By Chris Mullin
During his long political career Tony Benn went through many incarnations: pillar of the Labour establishment, Cabinet minister, tabloid bogeyman, and serial dissident…national treasure. Former Labour minister and fellow diarist, Chris Mullin, for 35 years one of one of Benn’s closest friends,offers a sympathetic but not uncritical assessment of one of the most significant politicians of the post-war era.
Tony Benn was a British MP for 47 years. He died on 14th March 2014 at the age of 88. Benn led an eventful life, he enlisted in the Royal Air force during the Second World War. He had to renounce his hereditary peerage in 1963, in order to take a seat in the House of Commons, which created huge sympathy for him as he had been denied a seat in spite of coming first in an election.

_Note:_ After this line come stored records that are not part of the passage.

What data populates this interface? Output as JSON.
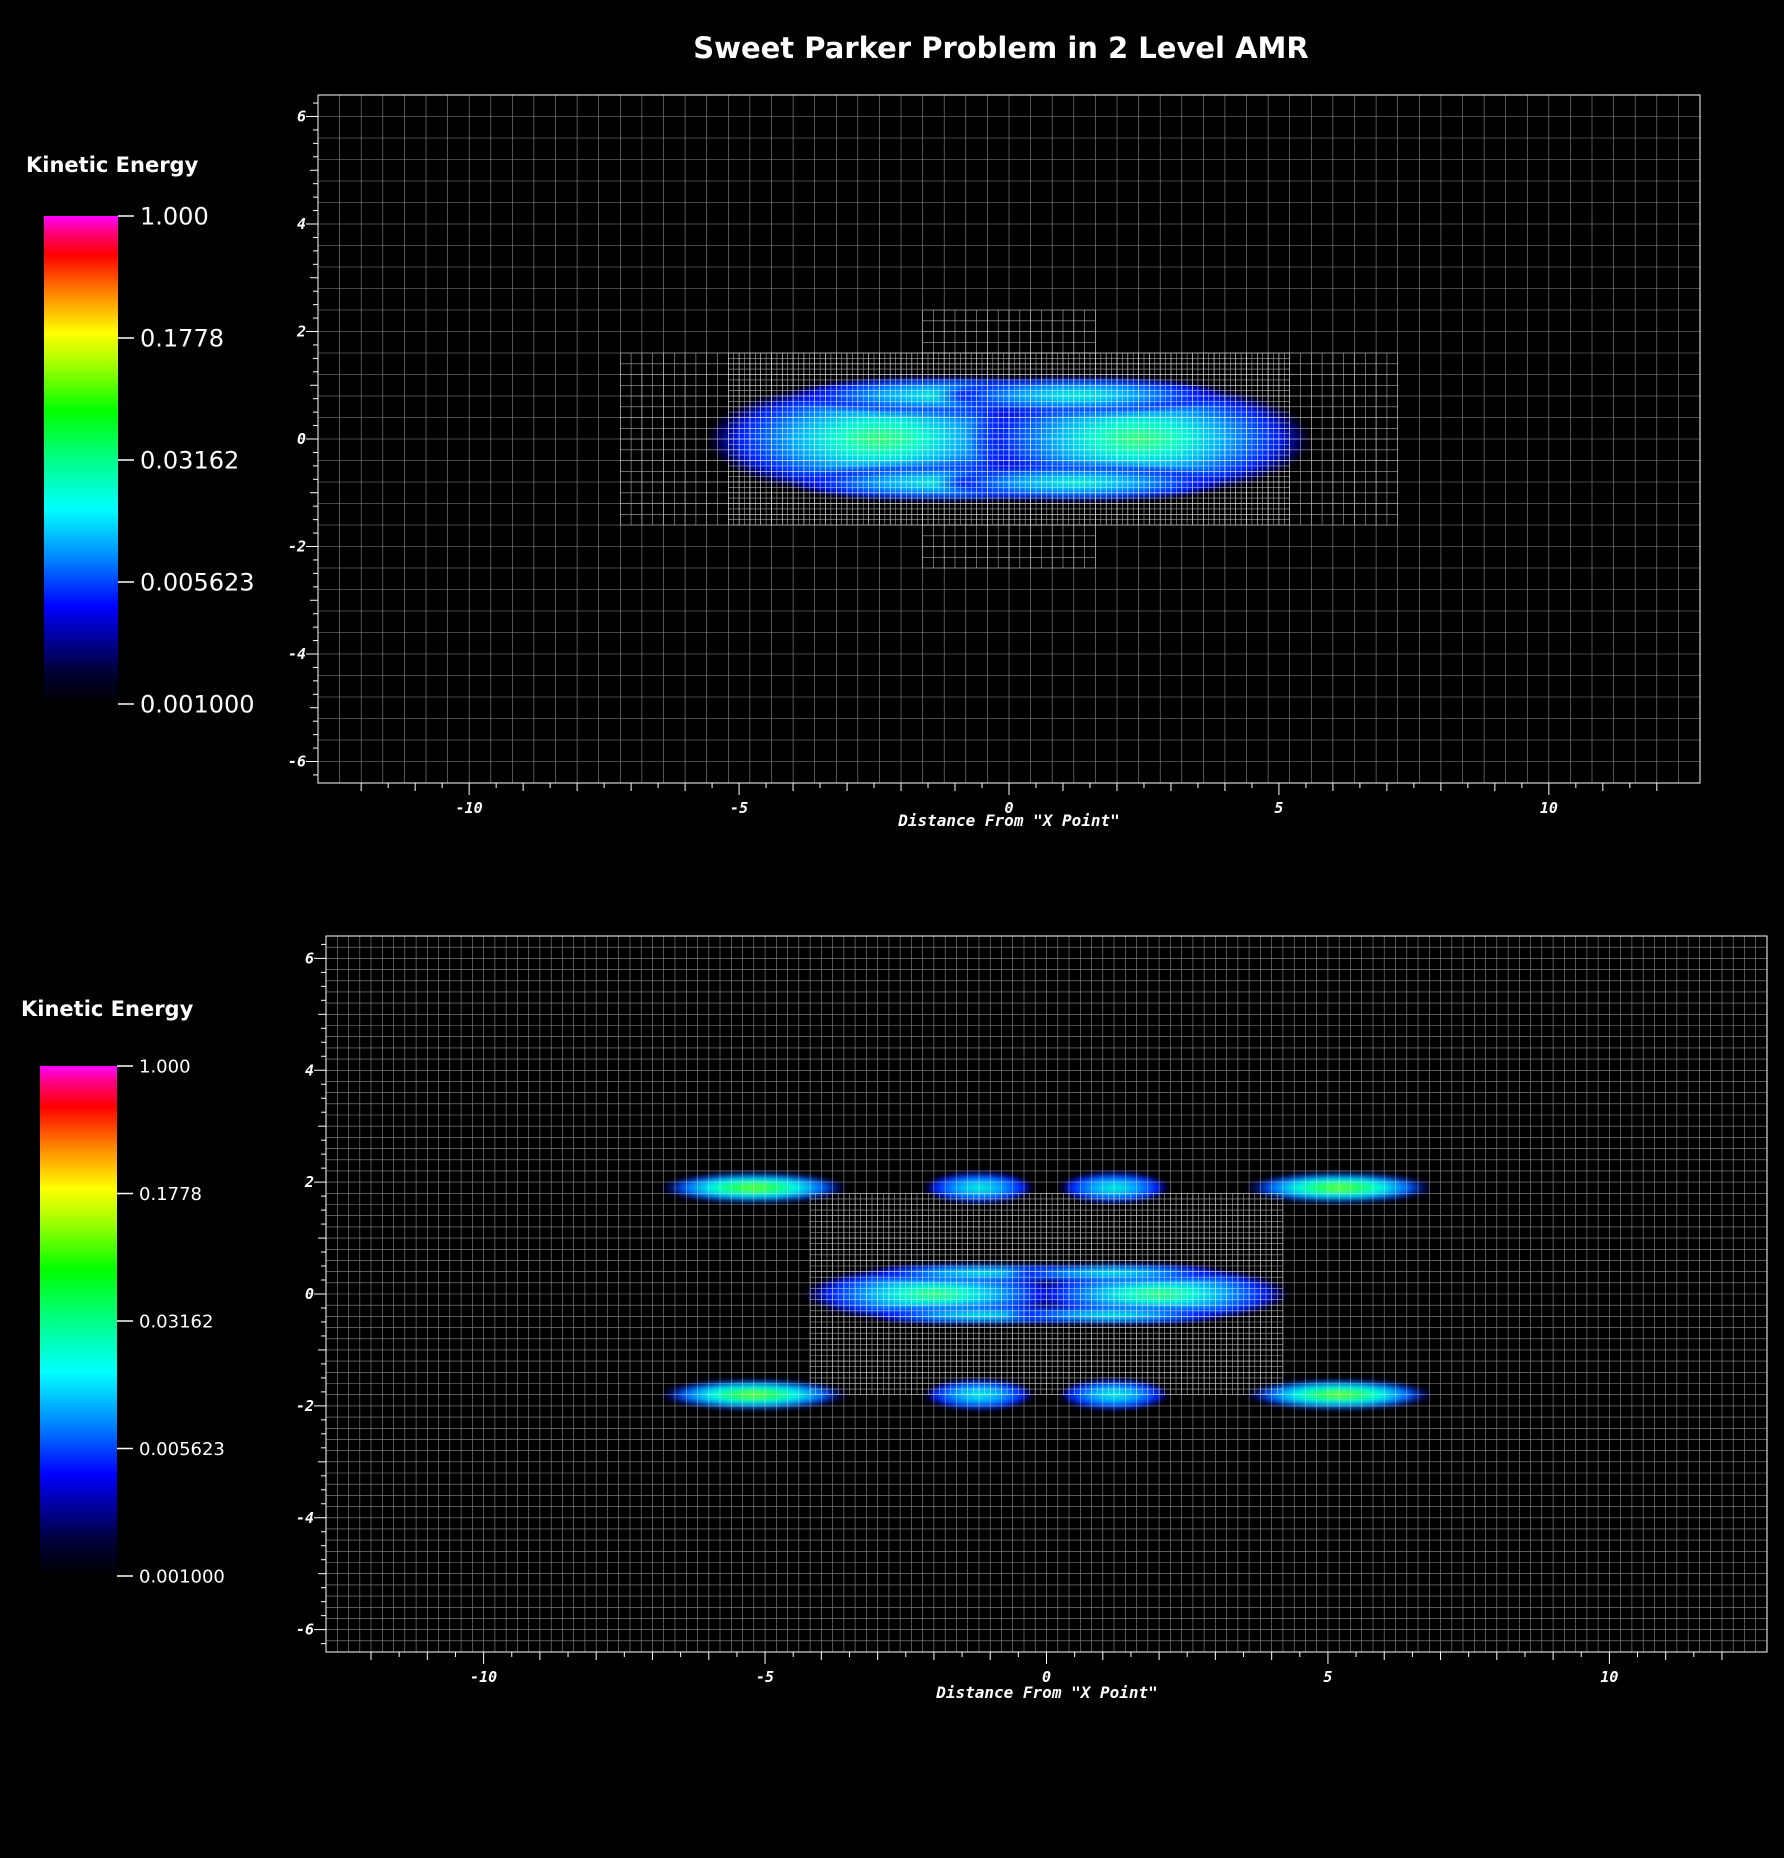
{
  "chart_data": [
    {
      "type": "heatmap",
      "title": "Sweet Parker Problem in 2 Level AMR",
      "xlabel": "Distance From \"X Point\"",
      "ylabel": "",
      "xlim": [
        -12.8,
        12.8
      ],
      "ylim": [
        -6.4,
        6.4
      ],
      "x_ticks": [
        "-10",
        "-5",
        "0",
        "5",
        "10"
      ],
      "y_ticks": [
        "6",
        "4",
        "2",
        "0",
        "-2",
        "-4",
        "-6"
      ],
      "grid": true,
      "colorbar": {
        "title": "Kinetic Energy",
        "scale": "log",
        "labels": [
          "1.000",
          "0.1778",
          "0.03162",
          "0.005623",
          "0.001000"
        ],
        "range": [
          0.001,
          1.0
        ]
      },
      "amr_levels": [
        {
          "level": 0,
          "cell_size": 0.4,
          "extent": [
            [
              -12.8,
              12.8
            ],
            [
              -6.4,
              6.4
            ]
          ]
        },
        {
          "level": 1,
          "cell_size": 0.2,
          "extent": [
            [
              -7.2,
              7.2
            ],
            [
              -1.6,
              1.6
            ]
          ]
        },
        {
          "level": 2,
          "cell_size": 0.1,
          "extent": [
            [
              -5.2,
              5.2
            ],
            [
              -1.6,
              1.6
            ]
          ]
        },
        {
          "level": 1,
          "cell_size": 0.2,
          "extent": [
            [
              -1.6,
              1.6
            ],
            [
              1.6,
              2.4
            ]
          ]
        },
        {
          "level": 1,
          "cell_size": 0.2,
          "extent": [
            [
              -1.6,
              1.6
            ],
            [
              -2.4,
              -1.6
            ]
          ]
        }
      ],
      "features": [
        {
          "name": "left lobe",
          "x": -2.4,
          "y": 0.0,
          "peak_kinetic_energy": 0.03162
        },
        {
          "name": "right lobe",
          "x": 2.4,
          "y": 0.0,
          "peak_kinetic_energy": 0.03162
        }
      ]
    },
    {
      "type": "heatmap",
      "title": "",
      "xlabel": "Distance From \"X Point\"",
      "ylabel": "",
      "xlim": [
        -12.8,
        12.8
      ],
      "ylim": [
        -6.4,
        6.4
      ],
      "x_ticks": [
        "-10",
        "-5",
        "0",
        "5",
        "10"
      ],
      "y_ticks": [
        "6",
        "4",
        "2",
        "0",
        "-2",
        "-4",
        "-6"
      ],
      "grid": true,
      "colorbar": {
        "title": "Kinetic Energy",
        "scale": "log",
        "labels": [
          "1.000",
          "0.1778",
          "0.03162",
          "0.005623",
          "0.001000"
        ],
        "range": [
          0.001,
          1.0
        ]
      },
      "amr_levels": [
        {
          "level": 0,
          "cell_size": 0.2,
          "extent": [
            [
              -12.8,
              12.8
            ],
            [
              -6.4,
              6.4
            ]
          ]
        },
        {
          "level": 1,
          "cell_size": 0.1,
          "extent": [
            [
              -4.2,
              4.2
            ],
            [
              -1.8,
              1.8
            ]
          ]
        }
      ],
      "features": [
        {
          "name": "central left lobe",
          "x": -2.0,
          "y": 0.0,
          "peak_kinetic_energy": 0.03162
        },
        {
          "name": "central right lobe",
          "x": 2.0,
          "y": 0.0,
          "peak_kinetic_energy": 0.03162
        },
        {
          "name": "upper outer left",
          "x": -5.2,
          "y": 1.9,
          "peak_kinetic_energy": 0.05
        },
        {
          "name": "upper inner left",
          "x": -1.2,
          "y": 1.9,
          "peak_kinetic_energy": 0.01
        },
        {
          "name": "upper inner right",
          "x": 1.2,
          "y": 1.9,
          "peak_kinetic_energy": 0.01
        },
        {
          "name": "upper outer right",
          "x": 5.2,
          "y": 1.9,
          "peak_kinetic_energy": 0.05
        },
        {
          "name": "lower outer left",
          "x": -5.2,
          "y": -1.8,
          "peak_kinetic_energy": 0.05
        },
        {
          "name": "lower inner left",
          "x": -1.2,
          "y": -1.8,
          "peak_kinetic_energy": 0.01
        },
        {
          "name": "lower inner right",
          "x": 1.2,
          "y": -1.8,
          "peak_kinetic_energy": 0.01
        },
        {
          "name": "lower outer right",
          "x": 5.2,
          "y": -1.8,
          "peak_kinetic_energy": 0.05
        }
      ]
    }
  ]
}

He opposed entry to the Common Market, served as Chairman of the Labour Party as well as in several cabinet posts and stood a few times for the leadership of the Labour Party. Tony Benn was a colourful politician, always in the thick of the action and controversy, very much as a leftwinger in the Labour Party and he loved to debate. As President of the “Stop the War Coalition” against the invasion of Iraq he spoke at what was probably the largest march/demonstration ever to take place in Britain in 2003.
Tony Benn has left behind a huge library of published diaries of his activities, books and texts of speeches.
Chris Mullin will speak about his friend and colleague on Saturday morning 1st August at the Maldron Hotel, Cork at 10.30am